LGRD Minister Syed Ashraful Islam's claim last Monday, that the government knows nothing about the arrest of Nur Hossain, the prime accused in the Naryanganj seven murder case, in Kolkata, India, should not come as a surprise, rather this may be treated as a whimsical remark that some of our politicians indulge in. He said whatever the government knew about this case was through the media. Ashraf, general secretary of Awami League, might have forgotten what the state minister for home affairs had said a day before, regarding the arrest of Nur Hossain.
On Sunday, State Minister for Home Affairs Asaduzzaman Khan Kamal told reporters that an Indian magistrate had informed the home ministry about the arrest of Nur Hossain and his accomplices. An Indian anti-terrorism squad, led by ACP Animesh Sarkar, had arrested Nur and two accomplices, Shamim and Asif, from a multi-storied building near Dumdum Airport around 11.50 pm on Saturday. Nur Hossain was also put on remand on Sunday by Kolkata police. Newspapers in Bangladesh have run reports giving much importance on the development. Amid such a situation the LGRD minister's claim is rather interesting and it has raised questions about whether the home ministry is a part of the government or not.
A few days ago, the public has had the pleasure of listening to other such whimsical remarks from BNP leaders and later by the prime minister herself. In countering Prime Minister Sheikh Hasina's attack on BNP's founder late Ziaur Rahman accusing him of having link to the assassination of Bangabandhu, the BNP leaders alleged that Hasina might have known about the killing of Zia. They made a surprising insinuation regarding Hasina's return to Bangladesh weeks before the assassination of Ziaur Rahman on May 30, 1981. BNP senior vice-chairman Tarique Rahman went a step further by saying that Hasina should be remanded for unearthing the mystery behind Zia's murder. The PM later countered the BNP leaders by saying that Khaleda and Tarique should be remanded for this. The trading of such outrageous accusations have left the public amused and dumbfounded.
Former military dictator HM Ershad must have enjoyed this bout of mudslinging. Everybody knows Ershad was the biggest beneficiary of the assassination of then President Zia. BNP chief Khaleda Zia has recently also accused Ershad of the assassination of Zia and Major General Manzur. But curiously, Ershad was not named as the alleged killer of Zia in the war of words waged by the AL and BNP leaders. Again Ershad has been the biggest beneficiary of the prevailing situation.
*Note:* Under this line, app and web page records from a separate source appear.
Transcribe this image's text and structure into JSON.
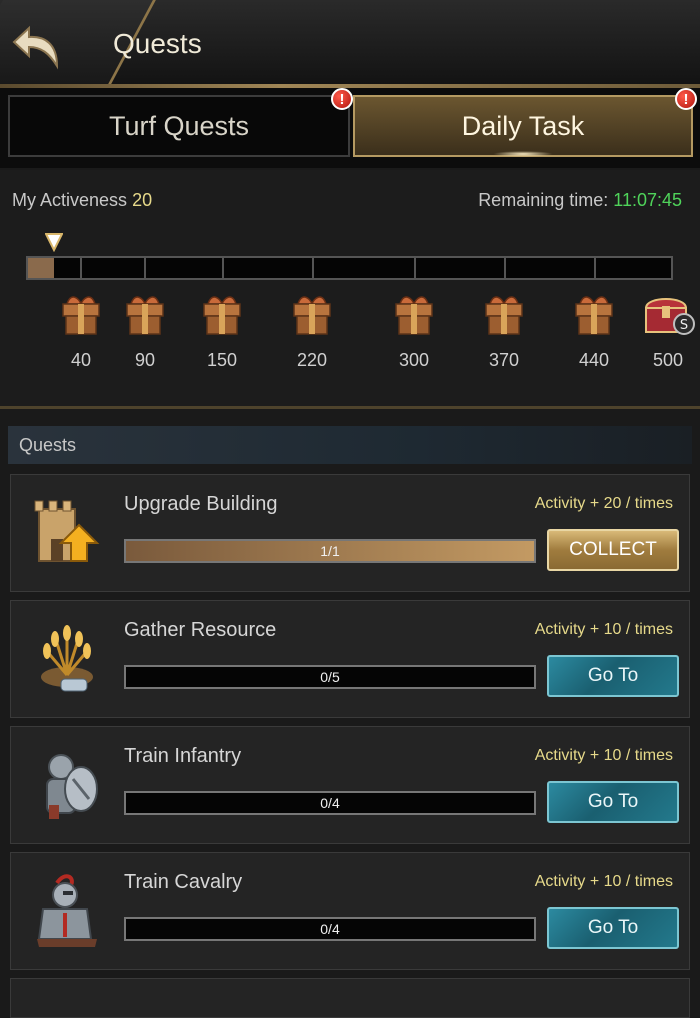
{
  "header": {
    "title": "Quests"
  },
  "tabs": [
    {
      "label": "Turf Quests",
      "selected": false,
      "alert": "!"
    },
    {
      "label": "Daily Task",
      "selected": true,
      "alert": "!"
    }
  ],
  "activeness": {
    "label": "My Activeness",
    "value": "20",
    "remaining_label": "Remaining time:",
    "remaining_value": "11:07:45",
    "progress_fraction": 0.04,
    "thresholds": [
      "40",
      "90",
      "150",
      "220",
      "300",
      "370",
      "440",
      "500"
    ]
  },
  "quests": {
    "header": "Quests",
    "items": [
      {
        "name": "Upgrade Building",
        "reward": "Activity + 20 / times",
        "progress": "1/1",
        "fraction": 1.0,
        "button": "COLLECT",
        "icon": "building-upgrade-icon"
      },
      {
        "name": "Gather Resource",
        "reward": "Activity + 10 / times",
        "progress": "0/5",
        "fraction": 0,
        "button": "Go To",
        "icon": "wheat-resource-icon"
      },
      {
        "name": "Train Infantry",
        "reward": "Activity + 10 / times",
        "progress": "0/4",
        "fraction": 0,
        "button": "Go To",
        "icon": "infantry-soldier-icon"
      },
      {
        "name": "Train Cavalry",
        "reward": "Activity + 10 / times",
        "progress": "0/4",
        "fraction": 0,
        "button": "Go To",
        "icon": "cavalry-knight-icon"
      }
    ]
  },
  "colors": {
    "gold_text": "#e6d98a",
    "green_time": "#4fd35a",
    "go_button": "#1a5f70",
    "collect_button": "#a07c3e"
  }
}
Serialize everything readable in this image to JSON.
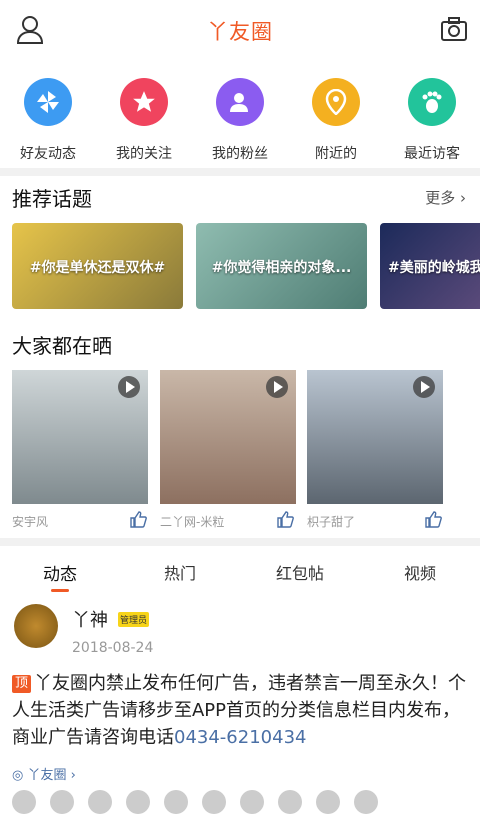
{
  "header": {
    "title": "丫友圈",
    "user_icon": "user-icon",
    "camera_icon": "camera-icon"
  },
  "quick": [
    {
      "label": "好友动态",
      "icon": "pinwheel-icon",
      "color": "#3d9bf2"
    },
    {
      "label": "我的关注",
      "icon": "star-icon",
      "color": "#f0445e"
    },
    {
      "label": "我的粉丝",
      "icon": "person-heart-icon",
      "color": "#8b5cf0"
    },
    {
      "label": "附近的",
      "icon": "location-pin-icon",
      "color": "#f4b020"
    },
    {
      "label": "最近访客",
      "icon": "footprint-icon",
      "color": "#22c49b"
    }
  ],
  "topics": {
    "title": "推荐话题",
    "more": "更多",
    "items": [
      {
        "label": "#你是单休还是双休#",
        "color": "#d9b23a"
      },
      {
        "label": "#你觉得相亲的对象...",
        "color": "#6fa49a"
      },
      {
        "label": "#美丽的岭城我",
        "color": "#2b3a6e"
      }
    ]
  },
  "shows": {
    "title": "大家都在晒",
    "items": [
      {
        "author": "安宇风",
        "color": "#9aa4a8"
      },
      {
        "author": "二丫网-米粒",
        "color": "#b89a8a"
      },
      {
        "author": "枳子甜了",
        "color": "#8a96a4"
      }
    ]
  },
  "tabs": [
    "动态",
    "热门",
    "红包帖",
    "视频"
  ],
  "post": {
    "name": "丫神",
    "badge": "管理员",
    "date": "2018-08-24",
    "pin": "顶",
    "body": "丫友圈内禁止发布任何广告，违者禁言一周至永久！个人生活类广告请移步至APP首页的分类信息栏目内发布，商业广告请咨询电话",
    "phone": "0434-6210434",
    "source": "丫友圈"
  }
}
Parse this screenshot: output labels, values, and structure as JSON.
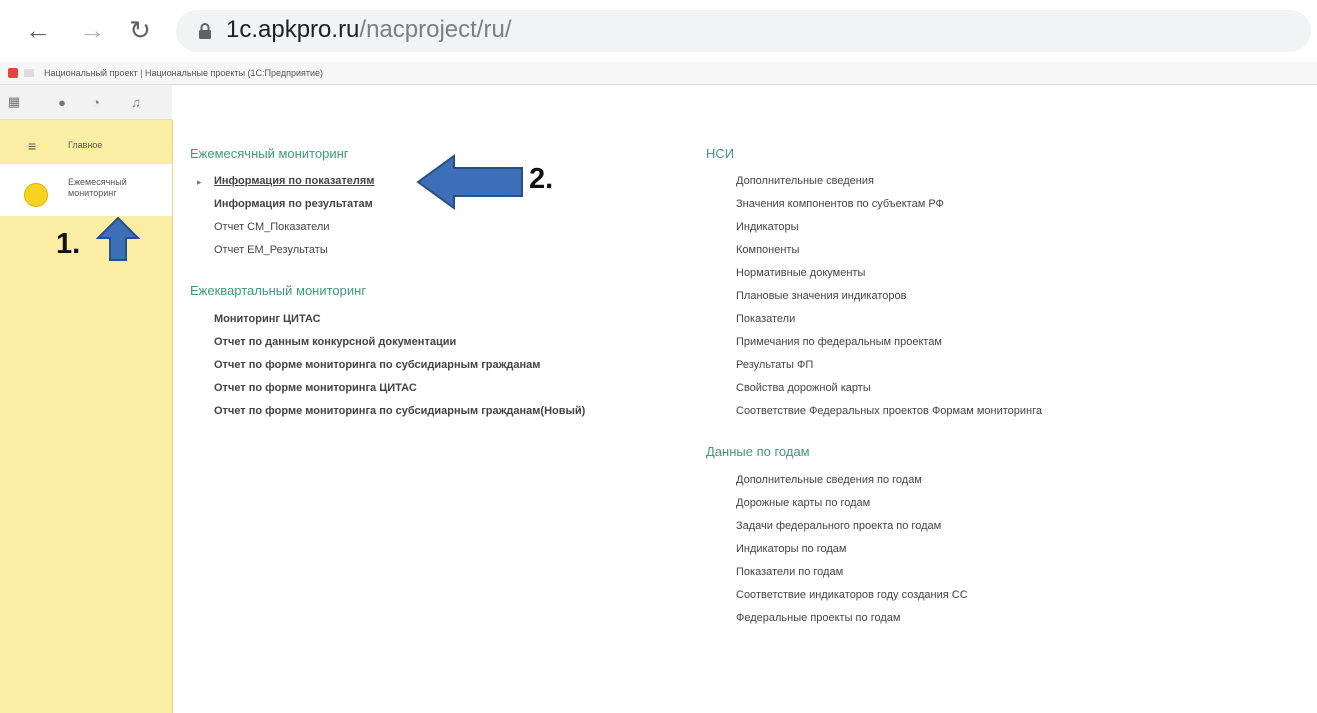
{
  "browser": {
    "url_host": "1c.apkpro.ru",
    "url_path": "/nacproject/ru/"
  },
  "titlebar": {
    "crumbs": "Национальный проект | Национальные проекты (1С:Предприятие)"
  },
  "sidebar": {
    "items": [
      {
        "label": "Главное"
      },
      {
        "label": "Ежемесячный мониторинг"
      }
    ]
  },
  "annotations": {
    "step1": "1.",
    "step2": "2."
  },
  "left_column": {
    "sections": [
      {
        "title": "Ежемесячный мониторинг",
        "links": [
          "Информация по показателям",
          "Информация по результатам",
          "Отчет СМ_Показатели",
          "Отчет ЕМ_Результаты"
        ]
      },
      {
        "title": "Ежеквартальный мониторинг",
        "links": [
          "Мониторинг ЦИТАС",
          "Отчет по данным конкурсной документации",
          "Отчет по форме мониторинга по субсидиарным гражданам",
          "Отчет по форме мониторинга ЦИТАС",
          "Отчет по форме мониторинга по субсидиарным гражданам(Новый)"
        ]
      }
    ]
  },
  "right_column": {
    "sections": [
      {
        "title": "НСИ",
        "links": [
          "Дополнительные сведения",
          "Значения компонентов по субъектам РФ",
          "Индикаторы",
          "Компоненты",
          "Нормативные документы",
          "Плановые значения индикаторов",
          "Показатели",
          "Примечания по федеральным проектам",
          "Результаты ФП",
          "Свойства дорожной карты",
          "Соответствие Федеральных проектов Формам мониторинга"
        ]
      },
      {
        "title": "Данные по годам",
        "links": [
          "Дополнительные сведения по годам",
          "Дорожные карты по годам",
          "Задачи федерального проекта по годам",
          "Индикаторы по годам",
          "Показатели по годам",
          "Соответствие индикаторов году создания СС",
          "Федеральные проекты по годам"
        ]
      }
    ]
  },
  "colors": {
    "sidebar_bg": "#fbeda3",
    "section_title": "#3f9a7a",
    "arrow_fill": "#3c6fb8",
    "arrow_stroke": "#2a4f86"
  },
  "icons": [
    "back-arrow-icon",
    "forward-arrow-icon",
    "reload-icon",
    "lock-icon",
    "grid-icon",
    "star-icon",
    "history-icon",
    "bell-icon",
    "hamburger-icon",
    "coin-icon"
  ]
}
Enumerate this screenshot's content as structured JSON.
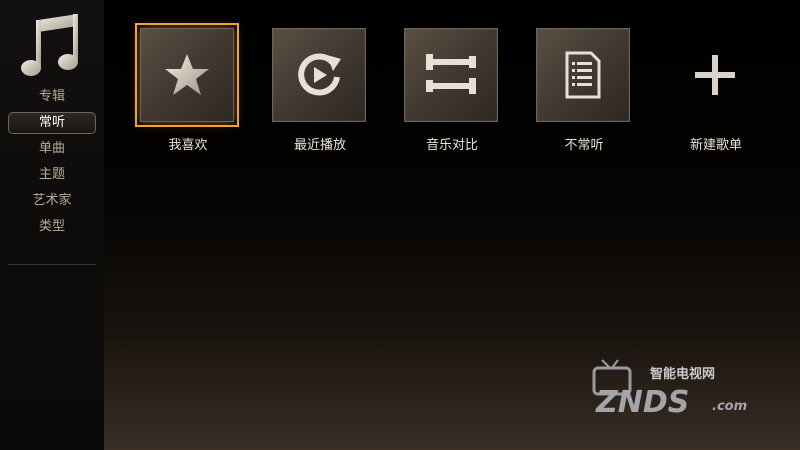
{
  "sidebar": {
    "logo_icon": "music-note-icon",
    "items": [
      {
        "label": "专辑",
        "active": false
      },
      {
        "label": "常听",
        "active": true
      },
      {
        "label": "单曲",
        "active": false
      },
      {
        "label": "主题",
        "active": false
      },
      {
        "label": "艺术家",
        "active": false
      },
      {
        "label": "类型",
        "active": false
      }
    ]
  },
  "tiles": [
    {
      "label": "我喜欢",
      "icon": "star-icon",
      "focused": true
    },
    {
      "label": "最近播放",
      "icon": "replay-icon",
      "focused": false
    },
    {
      "label": "音乐对比",
      "icon": "compare-icon",
      "focused": false
    },
    {
      "label": "不常听",
      "icon": "document-list-icon",
      "focused": false
    },
    {
      "label": "新建歌单",
      "icon": "plus-icon",
      "focused": false
    }
  ],
  "watermark": {
    "top_text": "智能电视网",
    "brand": "ZNDS",
    "suffix": ".com"
  },
  "colors": {
    "focus": "#f0a52c",
    "tile": "#4a4038",
    "text": "#e8e2d8",
    "nav_text": "#b6aa98"
  }
}
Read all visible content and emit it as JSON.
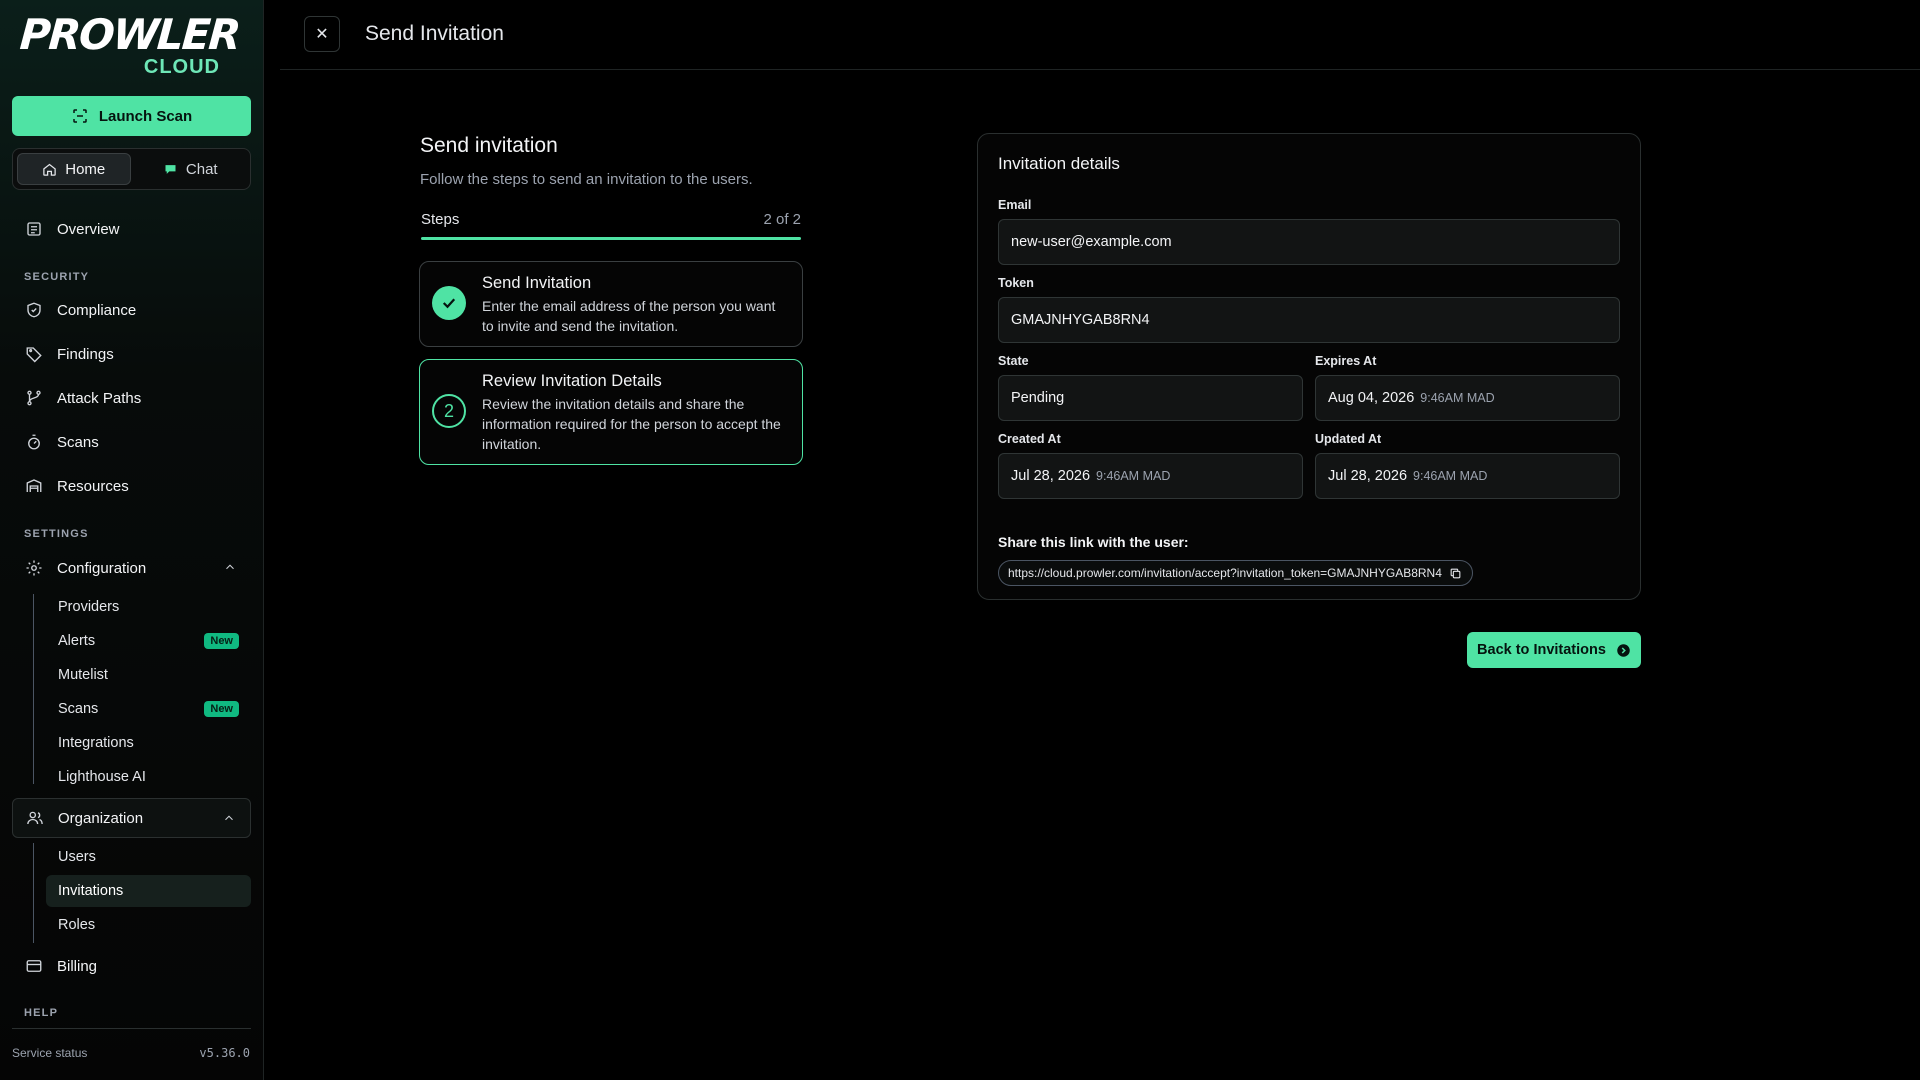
{
  "brand": {
    "name": "PROWLER",
    "suffix": "CLOUD"
  },
  "sidebar": {
    "launch_label": "Launch Scan",
    "segments": [
      {
        "label": "Home",
        "icon": "home-icon"
      },
      {
        "label": "Chat",
        "icon": "chat-icon"
      }
    ],
    "overview": "Overview",
    "security_label": "SECURITY",
    "security_items": [
      "Compliance",
      "Findings",
      "Attack Paths",
      "Scans",
      "Resources"
    ],
    "settings_label": "SETTINGS",
    "configuration": "Configuration",
    "configuration_items": [
      {
        "label": "Providers"
      },
      {
        "label": "Alerts",
        "badge": "New"
      },
      {
        "label": "Mutelist"
      },
      {
        "label": "Scans",
        "badge": "New"
      },
      {
        "label": "Integrations"
      },
      {
        "label": "Lighthouse AI"
      }
    ],
    "organization": "Organization",
    "organization_items": [
      "Users",
      "Invitations",
      "Roles"
    ],
    "billing": "Billing",
    "help_label": "HELP",
    "service_status": "Service status",
    "version": "v5.36.0"
  },
  "topbar": {
    "title": "Send Invitation"
  },
  "steps": {
    "title": "Send invitation",
    "subtitle": "Follow the steps to send an invitation to the users.",
    "bar_label": "Steps",
    "bar_count": "2 of 2",
    "progress": 1.0,
    "items": [
      {
        "title": "Send Invitation",
        "desc": "Enter the email address of the person you want to invite and send the invitation.",
        "state": "done"
      },
      {
        "number": "2",
        "title": "Review Invitation Details",
        "desc": "Review the invitation details and share the information required for the person to accept the invitation.",
        "state": "active"
      }
    ]
  },
  "details": {
    "title": "Invitation details",
    "email_label": "Email",
    "email": "new-user@example.com",
    "token_label": "Token",
    "token": "GMAJNHYGAB8RN4",
    "state_label": "State",
    "state": "Pending",
    "expires_label": "Expires At",
    "expires_date": "Aug 04, 2026",
    "expires_time": "9:46AM MAD",
    "created_label": "Created At",
    "created_date": "Jul 28, 2026",
    "created_time": "9:46AM MAD",
    "updated_label": "Updated At",
    "updated_date": "Jul 28, 2026",
    "updated_time": "9:46AM MAD",
    "share_label": "Share this link with the user:",
    "share_link": "https://cloud.prowler.com/invitation/accept?invitation_token=GMAJNHYGAB8RN4"
  },
  "back_button": "Back to Invitations",
  "colors": {
    "accent": "#4fe3a4",
    "background": "#000000"
  }
}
The current situation has only exposed the State's failure to establish the rule of law in the country. Negligence of proper enforcement of laws brings social disorder and anarchy and the latest incidents in Narayanganj and murder of upazila chairman in Feni have once again proved this beyond any doubt. It has also exposed the AL-led government's inability to uphold the rule of law.
In both cases in Narayanganj and Feni, the administration has also failed to act on its legal mandate to enforce the law to maintain social order. Their failure has give rise of the criminals who belong to the ruling AL and have carried out the barbaric killings. The administration has failed to perform due to over politicisation and the excessive influence on it by partisan politics. The dark side of excessive politicization has also given the top administrative officials a free rein with their affairs. The relation between the government and the officials has become give and take. They have been serving the government to achieve its partisan interests and in return the officials have been trying to take personal benefits. The present situation is therefore, very complicated. With an absence of the rule of law, security experts are doubtful about the government being able to improve its image and prove its credibility.
One of the fundamental responsibilities of the State is to ensure security to its citizens' life and property. The onus of discharging the State's responsibility lies on the government that governs the country. And the government is also legally bound to ensure security to people's life and property. In so doing what is required is to strictly enforce the laws of the land. When the rule of law is established, security to people's life and property is ensured and social order is maintained. Legal experts, therefore, often term law as the glue that holds the fabric of society together and protects us from the risks of social disorder and anarchy.
So, now there is only one way to save the day - let the law, not whims and vengeful politics, govern the country.
The writer is Senior Reporter, The Daily Star.